that is chomping at my to-do clock,
that thing I know I need to do now,
the thing I can’t remember what
maybe even why, I can’t find it.

Scraps of paper stack up in wild piles
a Jenga game gone wrong from the start;
when I sweep them up to neaten them,
towers topple, pages take wing, fly
to freedom under/behind the bookcase
or line the floor like errant throw rugs
with verse fragments written on them,
poetic lines to find a place for, grocery
lists from last month.

I get distracted by too-small scripted words
that mimic extinct birds flying overhead,
scrawled words with exclamation marks,
clouds and stars signaling their hierarchy
on the wow-write-this-now-scale,
or hieroglyphics of pyramid proportions
that keep me inspired for hours, writing
about what I think I was jotting down
but most times just writing and writing.

I’m a list maker, no reforming me.
I never toss them, they span decades
of do this and I didn’t, go there before
and I missed it, don’t forget and I did.
My friend tells me to use a calendar
to jot down important dates and info but
I have yet to find a calendar with boxes
big enough to hold the reams of written-
on stacks that keep my desk useful.

~ J R Turek
June 27, 2020
Hour 6
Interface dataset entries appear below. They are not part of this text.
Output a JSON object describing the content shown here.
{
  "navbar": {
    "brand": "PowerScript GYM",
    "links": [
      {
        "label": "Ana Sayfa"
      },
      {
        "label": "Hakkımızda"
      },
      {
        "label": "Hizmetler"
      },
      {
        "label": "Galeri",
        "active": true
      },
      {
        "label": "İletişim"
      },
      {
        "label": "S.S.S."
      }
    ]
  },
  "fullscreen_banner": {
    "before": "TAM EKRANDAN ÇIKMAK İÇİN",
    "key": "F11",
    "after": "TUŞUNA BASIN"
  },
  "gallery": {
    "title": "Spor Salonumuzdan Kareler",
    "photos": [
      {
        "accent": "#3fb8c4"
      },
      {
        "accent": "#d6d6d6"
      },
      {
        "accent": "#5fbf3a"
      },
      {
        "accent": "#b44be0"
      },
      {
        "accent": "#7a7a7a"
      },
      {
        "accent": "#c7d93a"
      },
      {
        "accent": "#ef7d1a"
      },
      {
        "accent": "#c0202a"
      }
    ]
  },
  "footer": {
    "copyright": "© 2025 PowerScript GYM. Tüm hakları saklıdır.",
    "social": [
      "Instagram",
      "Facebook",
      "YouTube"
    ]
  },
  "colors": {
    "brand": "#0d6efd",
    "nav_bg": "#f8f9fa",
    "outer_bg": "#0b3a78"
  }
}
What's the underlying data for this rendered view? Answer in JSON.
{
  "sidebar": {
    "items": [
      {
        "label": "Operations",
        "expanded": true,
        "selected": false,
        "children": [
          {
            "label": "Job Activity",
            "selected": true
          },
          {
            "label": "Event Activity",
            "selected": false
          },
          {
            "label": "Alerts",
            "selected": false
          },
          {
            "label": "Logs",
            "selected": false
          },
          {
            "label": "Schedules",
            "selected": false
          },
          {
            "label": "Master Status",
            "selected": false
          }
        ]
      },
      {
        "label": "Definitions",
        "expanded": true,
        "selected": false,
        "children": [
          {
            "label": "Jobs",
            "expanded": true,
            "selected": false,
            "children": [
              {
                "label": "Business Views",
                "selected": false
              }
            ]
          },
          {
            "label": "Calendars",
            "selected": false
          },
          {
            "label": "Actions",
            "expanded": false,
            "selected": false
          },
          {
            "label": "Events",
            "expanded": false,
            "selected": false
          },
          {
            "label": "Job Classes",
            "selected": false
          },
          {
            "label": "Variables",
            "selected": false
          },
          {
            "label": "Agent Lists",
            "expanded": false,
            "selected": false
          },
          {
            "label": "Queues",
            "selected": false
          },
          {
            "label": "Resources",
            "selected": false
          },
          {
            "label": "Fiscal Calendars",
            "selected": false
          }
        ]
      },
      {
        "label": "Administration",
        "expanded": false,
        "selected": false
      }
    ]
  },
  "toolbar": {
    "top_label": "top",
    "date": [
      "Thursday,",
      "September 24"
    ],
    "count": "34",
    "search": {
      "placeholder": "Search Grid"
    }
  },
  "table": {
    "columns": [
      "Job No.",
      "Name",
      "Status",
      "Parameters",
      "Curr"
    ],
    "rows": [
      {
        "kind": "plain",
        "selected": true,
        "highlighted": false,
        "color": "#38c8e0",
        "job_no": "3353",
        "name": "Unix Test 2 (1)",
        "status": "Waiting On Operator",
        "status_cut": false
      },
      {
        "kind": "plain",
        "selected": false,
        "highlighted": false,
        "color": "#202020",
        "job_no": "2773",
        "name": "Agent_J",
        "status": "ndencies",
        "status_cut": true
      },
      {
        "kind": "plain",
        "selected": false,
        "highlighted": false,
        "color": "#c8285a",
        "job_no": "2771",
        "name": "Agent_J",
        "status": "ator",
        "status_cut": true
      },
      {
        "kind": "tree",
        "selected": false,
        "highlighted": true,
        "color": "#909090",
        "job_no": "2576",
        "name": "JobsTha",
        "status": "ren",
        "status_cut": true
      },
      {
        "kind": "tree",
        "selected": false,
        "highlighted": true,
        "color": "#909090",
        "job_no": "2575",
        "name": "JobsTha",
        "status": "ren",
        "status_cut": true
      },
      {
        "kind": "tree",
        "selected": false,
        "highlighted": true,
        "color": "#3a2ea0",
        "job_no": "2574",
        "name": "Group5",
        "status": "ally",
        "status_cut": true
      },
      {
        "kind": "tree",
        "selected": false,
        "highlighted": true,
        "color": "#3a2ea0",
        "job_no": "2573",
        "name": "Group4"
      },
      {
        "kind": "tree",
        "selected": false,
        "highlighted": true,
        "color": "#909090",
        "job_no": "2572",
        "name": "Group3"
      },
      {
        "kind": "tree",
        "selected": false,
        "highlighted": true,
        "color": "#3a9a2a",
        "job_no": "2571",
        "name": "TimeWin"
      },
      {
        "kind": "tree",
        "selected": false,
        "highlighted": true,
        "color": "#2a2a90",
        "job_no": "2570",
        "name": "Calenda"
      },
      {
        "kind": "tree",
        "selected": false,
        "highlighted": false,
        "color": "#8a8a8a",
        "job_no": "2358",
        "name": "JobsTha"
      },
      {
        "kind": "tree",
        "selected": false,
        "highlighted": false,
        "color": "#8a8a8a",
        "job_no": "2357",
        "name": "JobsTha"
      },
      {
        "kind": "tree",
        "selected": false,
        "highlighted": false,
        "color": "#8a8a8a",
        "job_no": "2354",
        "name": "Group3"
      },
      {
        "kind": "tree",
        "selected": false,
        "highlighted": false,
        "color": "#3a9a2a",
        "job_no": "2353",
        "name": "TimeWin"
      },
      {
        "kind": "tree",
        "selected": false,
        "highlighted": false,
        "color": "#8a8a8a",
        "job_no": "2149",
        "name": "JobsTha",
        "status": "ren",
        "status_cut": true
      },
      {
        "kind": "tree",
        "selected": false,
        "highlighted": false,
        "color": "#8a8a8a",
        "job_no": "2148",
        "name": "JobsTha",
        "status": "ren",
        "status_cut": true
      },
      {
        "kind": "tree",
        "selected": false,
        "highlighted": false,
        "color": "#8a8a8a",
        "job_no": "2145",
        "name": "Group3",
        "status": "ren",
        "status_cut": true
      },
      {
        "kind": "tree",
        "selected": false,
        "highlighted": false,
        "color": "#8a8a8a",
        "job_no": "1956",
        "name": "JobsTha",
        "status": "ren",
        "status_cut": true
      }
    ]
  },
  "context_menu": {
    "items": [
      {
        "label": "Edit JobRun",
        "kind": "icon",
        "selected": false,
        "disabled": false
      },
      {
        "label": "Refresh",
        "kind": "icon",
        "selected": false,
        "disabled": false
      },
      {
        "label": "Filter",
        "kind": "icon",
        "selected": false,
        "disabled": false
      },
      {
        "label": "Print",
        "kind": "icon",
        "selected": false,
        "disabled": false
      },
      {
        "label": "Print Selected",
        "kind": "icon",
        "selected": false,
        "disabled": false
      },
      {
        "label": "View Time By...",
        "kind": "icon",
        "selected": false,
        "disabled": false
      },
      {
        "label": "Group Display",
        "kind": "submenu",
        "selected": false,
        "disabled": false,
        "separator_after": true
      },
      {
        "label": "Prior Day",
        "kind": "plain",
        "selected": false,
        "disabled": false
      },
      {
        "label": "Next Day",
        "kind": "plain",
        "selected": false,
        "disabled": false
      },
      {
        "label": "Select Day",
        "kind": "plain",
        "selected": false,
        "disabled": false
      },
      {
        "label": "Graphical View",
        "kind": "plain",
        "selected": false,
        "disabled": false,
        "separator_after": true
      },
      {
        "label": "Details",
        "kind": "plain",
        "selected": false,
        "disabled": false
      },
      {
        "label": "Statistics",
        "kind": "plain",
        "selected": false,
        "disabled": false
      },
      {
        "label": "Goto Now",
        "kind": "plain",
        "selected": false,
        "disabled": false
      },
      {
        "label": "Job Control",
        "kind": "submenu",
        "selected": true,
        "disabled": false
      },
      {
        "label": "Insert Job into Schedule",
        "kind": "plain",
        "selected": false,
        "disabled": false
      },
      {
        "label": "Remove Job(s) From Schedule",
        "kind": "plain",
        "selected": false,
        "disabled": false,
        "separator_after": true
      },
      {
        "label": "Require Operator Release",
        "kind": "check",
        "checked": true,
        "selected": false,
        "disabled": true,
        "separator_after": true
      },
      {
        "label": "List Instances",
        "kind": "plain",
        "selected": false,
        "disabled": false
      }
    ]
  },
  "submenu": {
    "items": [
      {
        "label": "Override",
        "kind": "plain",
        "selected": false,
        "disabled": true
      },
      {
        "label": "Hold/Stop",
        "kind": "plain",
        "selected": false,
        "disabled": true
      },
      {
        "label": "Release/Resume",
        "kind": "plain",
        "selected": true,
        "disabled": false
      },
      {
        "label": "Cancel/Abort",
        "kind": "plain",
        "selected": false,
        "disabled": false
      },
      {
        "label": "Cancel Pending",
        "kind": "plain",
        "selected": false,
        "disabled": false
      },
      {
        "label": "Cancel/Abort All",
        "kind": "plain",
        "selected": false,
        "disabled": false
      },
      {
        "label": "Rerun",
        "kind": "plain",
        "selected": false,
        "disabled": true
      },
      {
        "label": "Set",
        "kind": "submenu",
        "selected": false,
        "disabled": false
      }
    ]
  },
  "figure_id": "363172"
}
Metaphoric to Sink Your Teeth Into

Metaphoric to Sink Your Teeth Into

A friend recently said
poetry is like a tube of toothpaste.
That’s it, that’s all he said.

I told a friend that this friend
said this about poetry
and she said, that’s ridiculous.

Perhaps, but I get it.
Once poetry is squeezed out,
you can’t put it back.

Once a person writes a poem
they become a poet.
Once a poet, always a poet.

Once a poem is read,
you can’t pack it back up
and shove it into the tube.

No cramming your words
back in when they are set free
spread wings and fly.

And, anyway, why would you want
to stifle inspiration, flavored and
fluorided to prevent gingivitis.

Next time you hold that tube
in your hands, think about how
your words will be minty fresh,

your verses scrubbed to remove tartar
of dull words and lackluster images,
similes like a bright shiny smile, and

promote oral hygiene, reduce the plaque
of quotes that plague your epigraphs
with common clichés.

Next time you squeeze that tube,
imagine newbie poems waiting to fill
your mouth and mind with dentrific brilliance.

~ J R Turek
June 27, 2020
Hour 5